On average, seaweed contains 24.5 g/100 g of soluble fibre and 21.8 g/100 g insoluble fibre.(5) The soluble fibre in seaweed can bind with water 20 times its own volume, which helps to promote stool bulking and decrease transit time in the colon.(6) This does not only help to support healthy bowel movements but also act as a positive factor to prevent colon cancer.(6)

The viscous indigestible masses of soluble fibre also have the ability to trap toxins and other harmful compounds in the digested food and excrete through the feces.(6) This helps to protect the surface of your digestive tract, keeping it clean and free of toxins that can disrupt a healthy microbiome. It is a food that actually helps your body detox and has been tested time and time again.

Seaweed as prebiotics

The insoluble fibre in seaweed acts as prebiotics – the food for your friendly gut microbes.6 Prebiotics are the fibre that surpasses your digestion and ends up in your colon (large intestine), where it is fermented by the beneficial microbes and helps to support their growth.(4) The more beneficial microbes you have, the better it is for your gut health.

Polysaccharides such as fucoidan, laminarin, alginate and their derivatives are commonly found in seaweed, and they have been shown to provide prebiotic benefits.(5) Such prebiotic fibre helps to stimulate the growth of beneficial bacteria and result in a positive shift in the human microbiome.(3) A simple act of introducing seaweed to your diet can essentially shift your entire microbiome for the better!

Alg Seaweed products contain different types of seaweed such as sea lettuce, wakame, nori, winged kelp and dulse, each of which contains various types and amounts of prebiotic fibre. 

Other important benefits

Seaweed also contains a myriad of bioactive compounds that have antioxidant potential and anti-inflammatory properties.(3) Collectively, these benefits contribute to a healthy digestive tract and microbiome.

If you are interested in supporting your gut health, we recommend introducing seaweed into your diet. The research clearly speaks for itself. It is not only gut-friendly but also delicious and provides the perfect umami hit!

A piece of advice

Seaweed is naturally high in iodine, and some people may be advised to limit their iodine intake due to thyroid medications.

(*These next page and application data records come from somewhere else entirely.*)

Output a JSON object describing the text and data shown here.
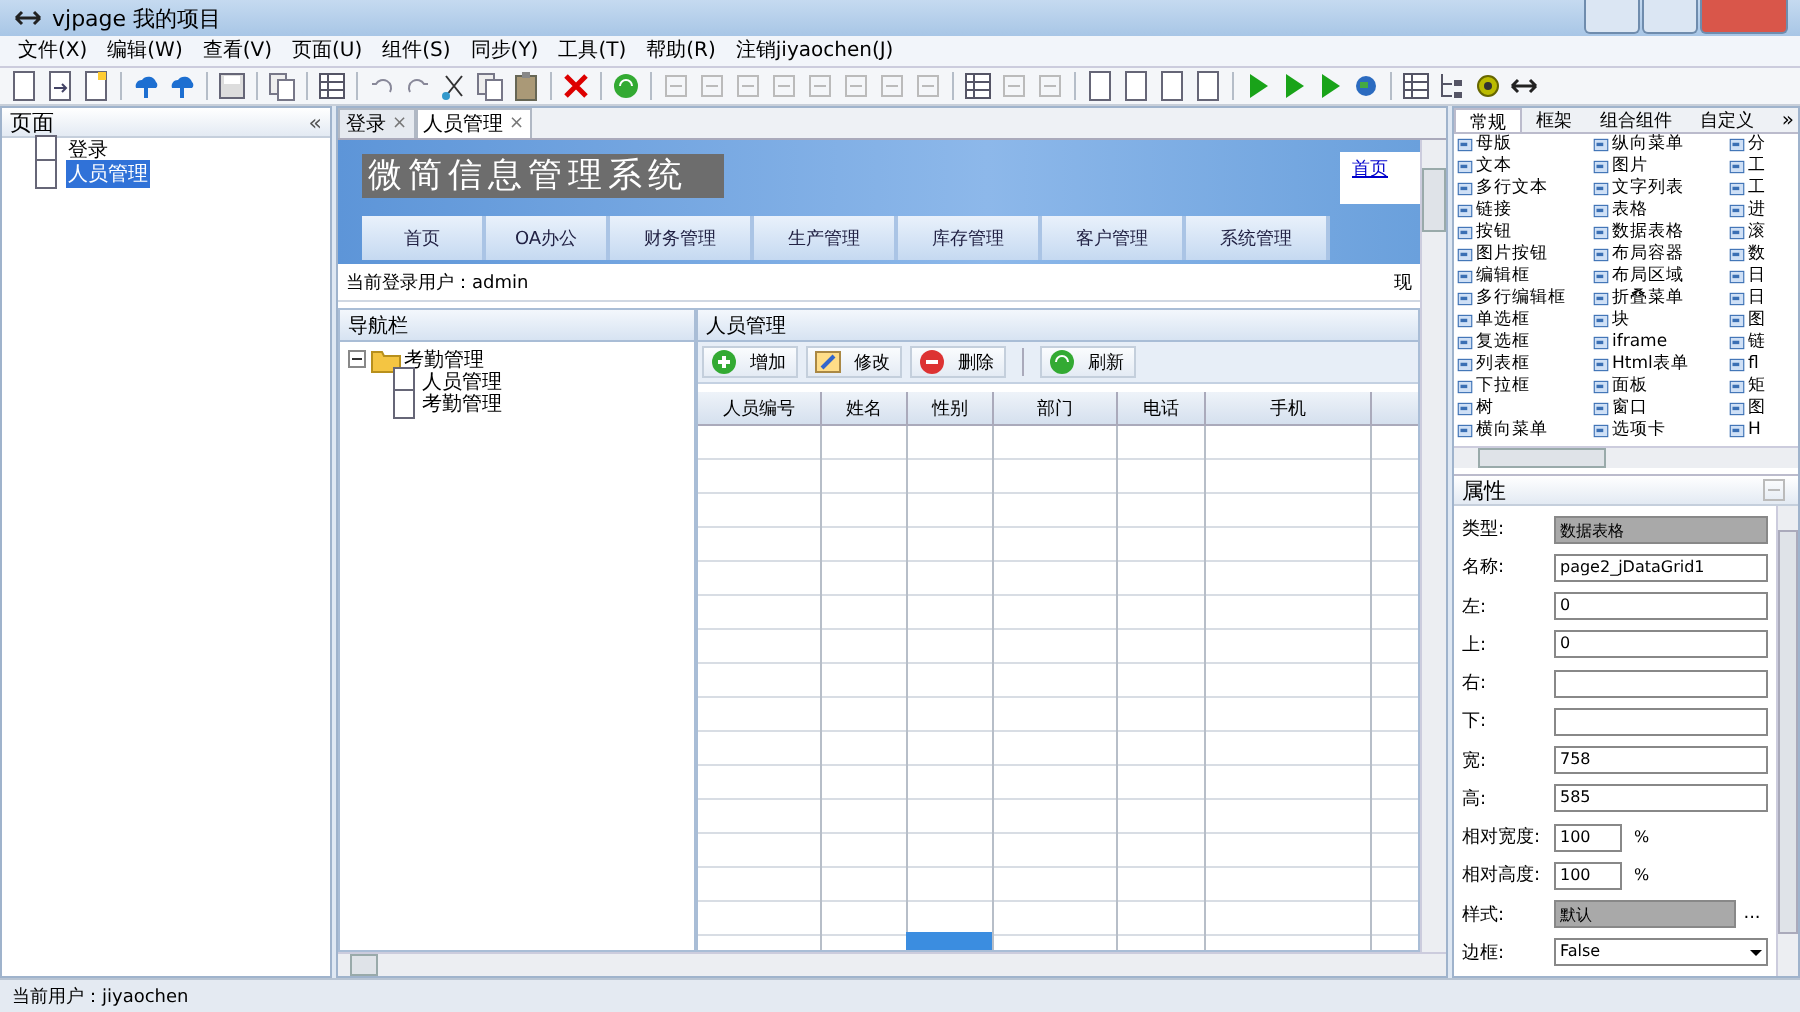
{
  "window": {
    "title": "vjpage 我的项目"
  },
  "menu": [
    "文件(X)",
    "编辑(W)",
    "查看(V)",
    "页面(U)",
    "组件(S)",
    "同步(Y)",
    "工具(T)",
    "帮助(R)",
    "注销jiyaochen(J)"
  ],
  "left_panel": {
    "title": "页面",
    "collapse": "«",
    "items": [
      {
        "label": "登录",
        "selected": false
      },
      {
        "label": "人员管理",
        "selected": true
      }
    ]
  },
  "editor_tabs": [
    {
      "label": "登录",
      "selected": false,
      "close": "×"
    },
    {
      "label": "人员管理",
      "selected": true,
      "close": "×"
    }
  ],
  "page": {
    "banner_title": "微简信息管理系统",
    "home_link": "首页",
    "nav": [
      "首页",
      "OA办公",
      "财务管理",
      "生产管理",
      "库存管理",
      "客户管理",
      "系统管理"
    ],
    "current_user": "当前登录用户：admin",
    "right_text": "现",
    "nav_panel": {
      "title": "导航栏",
      "tree": [
        {
          "label": "考勤管理",
          "expanded": true,
          "children": [
            {
              "label": "人员管理"
            },
            {
              "label": "考勤管理"
            }
          ]
        }
      ]
    },
    "grid_panel": {
      "title": "人员管理",
      "buttons": [
        {
          "label": "增加",
          "kind": "add"
        },
        {
          "label": "修改",
          "kind": "edit"
        },
        {
          "label": "删除",
          "kind": "delete"
        },
        {
          "label": "刷新",
          "kind": "refresh"
        }
      ],
      "columns": [
        "人员编号",
        "姓名",
        "性别",
        "部门",
        "电话",
        "手机"
      ]
    }
  },
  "palette": {
    "tabs": [
      {
        "label": "常规",
        "selected": true
      },
      {
        "label": "框架",
        "selected": false
      },
      {
        "label": "组合组件",
        "selected": false
      },
      {
        "label": "自定义",
        "selected": false
      }
    ],
    "more": "»",
    "columns": [
      [
        "母版",
        "文本",
        "多行文本",
        "链接",
        "按钮",
        "图片按钮",
        "编辑框",
        "多行编辑框",
        "单选框",
        "复选框",
        "列表框",
        "下拉框",
        "树",
        "横向菜单"
      ],
      [
        "纵向菜单",
        "图片",
        "文字列表",
        "表格",
        "数据表格",
        "布局容器",
        "布局区域",
        "折叠菜单",
        "块",
        "iframe",
        "Html表单",
        "面板",
        "窗口",
        "选项卡"
      ],
      [
        "分",
        "工",
        "工",
        "进",
        "滚",
        "数",
        "日",
        "日",
        "图",
        "链",
        "fl",
        "矩",
        "图",
        "H"
      ]
    ]
  },
  "properties": {
    "title": "属性",
    "rows": [
      {
        "label": "类型:",
        "value": "数据表格",
        "kind": "readonly"
      },
      {
        "label": "名称:",
        "value": "page2_jDataGrid1",
        "kind": "text"
      },
      {
        "label": "左:",
        "value": "0",
        "kind": "text"
      },
      {
        "label": "上:",
        "value": "0",
        "kind": "text"
      },
      {
        "label": "右:",
        "kind": "text"
      },
      {
        "label": "下:",
        "kind": "text"
      },
      {
        "label": "宽:",
        "value": "758",
        "kind": "text"
      },
      {
        "label": "高:",
        "value": "585",
        "kind": "text"
      },
      {
        "label": "相对宽度:",
        "value": "100",
        "unit": "%",
        "kind": "percent"
      },
      {
        "label": "相对高度:",
        "value": "100",
        "unit": "%",
        "kind": "percent"
      },
      {
        "label": "样式:",
        "value": "默认",
        "button": "...",
        "kind": "style"
      },
      {
        "label": "边框:",
        "value": "False",
        "kind": "select"
      }
    ]
  },
  "status_bar": "当前用户：jiyaochen"
}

Depending on the type of seaweed you consume, the amount of iodine and recommended quantity will be different. A general rule of thumb is a sprinkle of seaweed flakes or seasoning per day.  Balance is key, and it is important to not overload your system with iodine. 

It is also important to note that while seaweed is great for gut health, it is not a cure for gut disorders and conditions. If you are experiencing digestive issues, please seek professional advice from your medical practitioner and/or dietitian.


  1. Sender R, et al. PLoS Biol. 2016; 14(8): e1002533.
  2. Ursell LK, et al. Nutr Rev. 2012; 70(Suppl 1): S38-S44.
  3. O’Sullivan L, et al. Mar Drugs. 2010; 8(7): 2038-2064.
  4. Heiman ML, Greenway FL. Mol Metab. 2016; 5(5): 317-320.
  5. Peñalver R, et al. Mar Drug. 2020; 18(301); 1-27.
  6. Rajapakse N, Kim SK. Adv Food Nutr Res. 2011; 64: 17-28.

Written by: Thimpika Sachdej

Thimpika is a university qualified and Accredited Nutritionist, with a Master of Nutrition and Population Health from Deakin University. She has particular interests in holistic nutrition, obesity prevention and health promotion.